population was 47,420. The county
seat is Nogales. The county was
established in 1899. The county borders between southern Arizona and northwestern Mexico's Sonora state.
The county is named after the Santa Cruz River. Santa
Cruz means "Holy Cross" in Spanish.
Santa Cruz County comprises the Nogales, AZ Micropolitan Statistical Area, which is also included in the Tucson-Nogales, AZ Combined Statistical Area.
Santa Cruz County, created in 1899 by Arizona's 20th Territorial Assembly, is named after the Santa Cruz River which was named in the late 1600s by Father Kino.
County QuickFacts: Census Bureau Quick Facts
About 1539 the Spanish voyager and Franciscan monk, Fray Marcos de Niza, was the first European to visit the area, entering near present-day Lochiel on the Mexican border. Coronado's expedition entered the area in the 16th century in hunt of the legendary Seven Cities of Gold. Nearly a century and a half later in the late 1600s, the Spanish sent the Jesuit priest Padre Eusebio Francisco Kino to the region to start missions and map the territory for Spain. For the next two decades this extraordinary man, known as a humanitarian, farmer, cattle rancher, explorer, mathematician, cartographer and geographer, traveled through Southern Arizona spreading the Catholic faith and educating people how to farm.
In 1752, after an rebellion by the Pima Indians, the Spanish Crown established New Spain's northernmost outpost and Europe's first settlement in Arizona at what is now Tubac. Shortly after that, soldier and explorer Juan Bautista de Anza along with 240 settlers traveled through Presidio de Tubac on their journey to found the city of San Francisco in 1775 and 1776. During his tenure at Tubac (1760-1776), Anza built the chapel of Santa Gertrudis, the foundations of which lie beneath today's St. Ann's Church.
You can find Santa Cruz in the southernmost central part of Arizona, bordering Mexico and serving as the gateway to North America. The history of the region dates back to the cultures of the Apache, Yaqui and Hohokam peoples who built their communities along the Santa Cruz River, Sonoita Creek and Harshaw Creek, whose waters flowed year round and provided ideal sites for agriculture and ranching. In the late 1600's the Spanish began to establish missions and to map the country for Spain. In 1752, after an uprising by the Pima Indians, the Spanish Crown established New Spain's northernmost outpost and Europe's first settlement in Arizona at what is now Tubac. By 1853, the Gadsden Purchase formed the southeastern corner of Arizona, then Mexico, making it part of the United States. Santa Cruz County, created in 1899 by Arizona's 20th Territorial Assembly, is named after the Santa Cruz River which was named in the late 1600s by Father Kino. Santa Cruz means Holy Cross in Spanish.

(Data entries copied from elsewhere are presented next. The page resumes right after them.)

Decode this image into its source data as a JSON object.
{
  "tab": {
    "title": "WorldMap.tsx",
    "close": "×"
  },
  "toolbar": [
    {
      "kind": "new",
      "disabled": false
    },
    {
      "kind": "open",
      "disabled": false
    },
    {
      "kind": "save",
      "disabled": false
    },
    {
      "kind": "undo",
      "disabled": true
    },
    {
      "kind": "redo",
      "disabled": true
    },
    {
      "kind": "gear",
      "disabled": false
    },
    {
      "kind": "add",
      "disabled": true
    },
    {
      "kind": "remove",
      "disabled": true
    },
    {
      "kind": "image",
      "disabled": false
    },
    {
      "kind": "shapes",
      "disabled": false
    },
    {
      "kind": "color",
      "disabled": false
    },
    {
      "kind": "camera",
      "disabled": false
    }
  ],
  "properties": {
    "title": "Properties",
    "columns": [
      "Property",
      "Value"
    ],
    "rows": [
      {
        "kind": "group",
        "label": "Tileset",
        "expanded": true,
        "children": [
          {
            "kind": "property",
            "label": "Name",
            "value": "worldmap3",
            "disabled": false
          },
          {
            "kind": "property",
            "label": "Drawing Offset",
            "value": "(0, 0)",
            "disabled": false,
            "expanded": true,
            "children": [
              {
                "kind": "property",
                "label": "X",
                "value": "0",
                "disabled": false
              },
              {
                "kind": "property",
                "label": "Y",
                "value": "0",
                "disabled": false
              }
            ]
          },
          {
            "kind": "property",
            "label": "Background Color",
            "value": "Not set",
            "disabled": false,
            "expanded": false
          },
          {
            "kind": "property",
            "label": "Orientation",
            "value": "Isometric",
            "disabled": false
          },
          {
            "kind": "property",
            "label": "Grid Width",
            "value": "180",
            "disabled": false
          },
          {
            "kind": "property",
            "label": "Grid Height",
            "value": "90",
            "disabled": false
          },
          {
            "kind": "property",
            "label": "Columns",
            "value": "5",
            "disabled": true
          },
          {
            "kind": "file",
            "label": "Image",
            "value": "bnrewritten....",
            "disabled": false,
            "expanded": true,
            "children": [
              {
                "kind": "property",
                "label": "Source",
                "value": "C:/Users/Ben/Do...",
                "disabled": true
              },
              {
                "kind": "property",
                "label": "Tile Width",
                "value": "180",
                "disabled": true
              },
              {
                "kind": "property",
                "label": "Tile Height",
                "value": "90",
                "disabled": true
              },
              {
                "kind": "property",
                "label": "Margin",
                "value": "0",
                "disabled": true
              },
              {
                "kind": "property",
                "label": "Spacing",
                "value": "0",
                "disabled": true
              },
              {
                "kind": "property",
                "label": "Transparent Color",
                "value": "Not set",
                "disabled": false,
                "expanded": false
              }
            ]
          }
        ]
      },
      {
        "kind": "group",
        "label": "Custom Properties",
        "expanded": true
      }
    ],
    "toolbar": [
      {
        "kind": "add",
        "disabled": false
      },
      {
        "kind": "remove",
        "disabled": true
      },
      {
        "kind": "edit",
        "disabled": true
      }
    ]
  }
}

As reported by the Census Bureau, the county has a total area of 1,238 square miles (3,210 km2), of which 1,237 square miles (3,200 km2) is land and 1.2 square miles (3.1 km2) (0.1%) is water. It is the smallest county by area in Arizona.
The Nogales area - including the sister city of Nogales, Sonora, across the border - is the hub of Santa Cruz County. Additional attractions include the Pajarita and Mount Wrightson wilderness areas, Tumac?ori National Historical Park, the Patagonia Mountains and the ghost town of Ruby.
Bordering counties are as follows: